As of Tuesday, Via said the rail blockades have led to the cancellation of 532 regularly scheduled passenger trains.

The carrier got permission from CN Rail to resume partial service on its Quebec City-Montreal-Ottawa corridor, but cancelled that plan late Wednesday, saying service would not resume between Quebec City and Montreal before at least Saturday. Via said it would contact passengers who were scheduled on those trains.

Via did say it would resume regular service Thursday in southwestern Ontario between Toronto, Sarnia, Windsor, London and Niagara Falls, and partial service Thursday between Montreal and Ottawa. But network-wide, the system is running at well under its usual capacity.
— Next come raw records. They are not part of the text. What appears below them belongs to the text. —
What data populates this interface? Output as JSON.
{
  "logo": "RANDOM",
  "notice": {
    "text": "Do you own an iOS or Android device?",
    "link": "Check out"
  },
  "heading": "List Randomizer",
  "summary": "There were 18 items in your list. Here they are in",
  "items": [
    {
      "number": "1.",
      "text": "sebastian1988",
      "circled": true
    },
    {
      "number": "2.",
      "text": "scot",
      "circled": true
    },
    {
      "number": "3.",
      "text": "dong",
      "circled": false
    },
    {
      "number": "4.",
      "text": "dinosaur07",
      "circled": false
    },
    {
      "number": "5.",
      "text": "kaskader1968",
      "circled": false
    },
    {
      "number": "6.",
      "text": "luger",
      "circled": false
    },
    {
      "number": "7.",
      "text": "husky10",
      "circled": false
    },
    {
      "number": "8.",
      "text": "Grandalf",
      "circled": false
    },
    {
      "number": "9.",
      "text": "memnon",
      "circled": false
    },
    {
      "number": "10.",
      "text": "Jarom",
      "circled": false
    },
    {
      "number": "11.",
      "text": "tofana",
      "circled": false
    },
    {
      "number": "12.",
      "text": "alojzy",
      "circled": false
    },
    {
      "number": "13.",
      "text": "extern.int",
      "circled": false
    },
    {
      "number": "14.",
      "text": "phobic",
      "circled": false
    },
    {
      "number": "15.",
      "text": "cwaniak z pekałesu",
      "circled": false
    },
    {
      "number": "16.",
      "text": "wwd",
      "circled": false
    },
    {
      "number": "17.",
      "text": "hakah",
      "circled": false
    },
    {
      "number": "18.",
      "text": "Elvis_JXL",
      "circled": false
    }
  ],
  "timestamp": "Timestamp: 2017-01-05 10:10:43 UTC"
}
"It is with sincere regret that we must proceed with temporary employee suspensions," Via said in a statement to CBC News on Wednesday. "Starting today, close to 1,000 Via Rail employees will receive a notice regarding this matter."

It's the first time in Via's 42-year history that the carrier has had to interrupt most of its passenger service across the country, the company said.

WATCH | The prime minister and leader of the Opposition disagree on how to resolve the blockade situation: 

During question period in the House of Commons Wednesday, Conservative Leader Andrew Scheer pressed Prime Minister Justin Trudeau to call in the police to forcefully remove GasLink protesters blocking the railways. 1:32

Via's largest union, Unifor, confirmed to CBC News that 875 of the layoff notices were issued to its members: 175 to members of Unifor Local 100, along with 700 to members of Council 4000.

Members of the first group have been told they will be laid off for at least four days. The latter group have been given layoffs of at least two weeks, to start.

"We recognize that these are a result of external factors outside both the employer and the union's control, and expect these to be temporary disruptions," Unifor national president Jerry Dias said in a statement.

CN Rail, which owns the rail lines over which Via runs its service, said Tuesday it would be temporarily laying off 450 workers of its own because of the blockades.

With files from The Canadian Press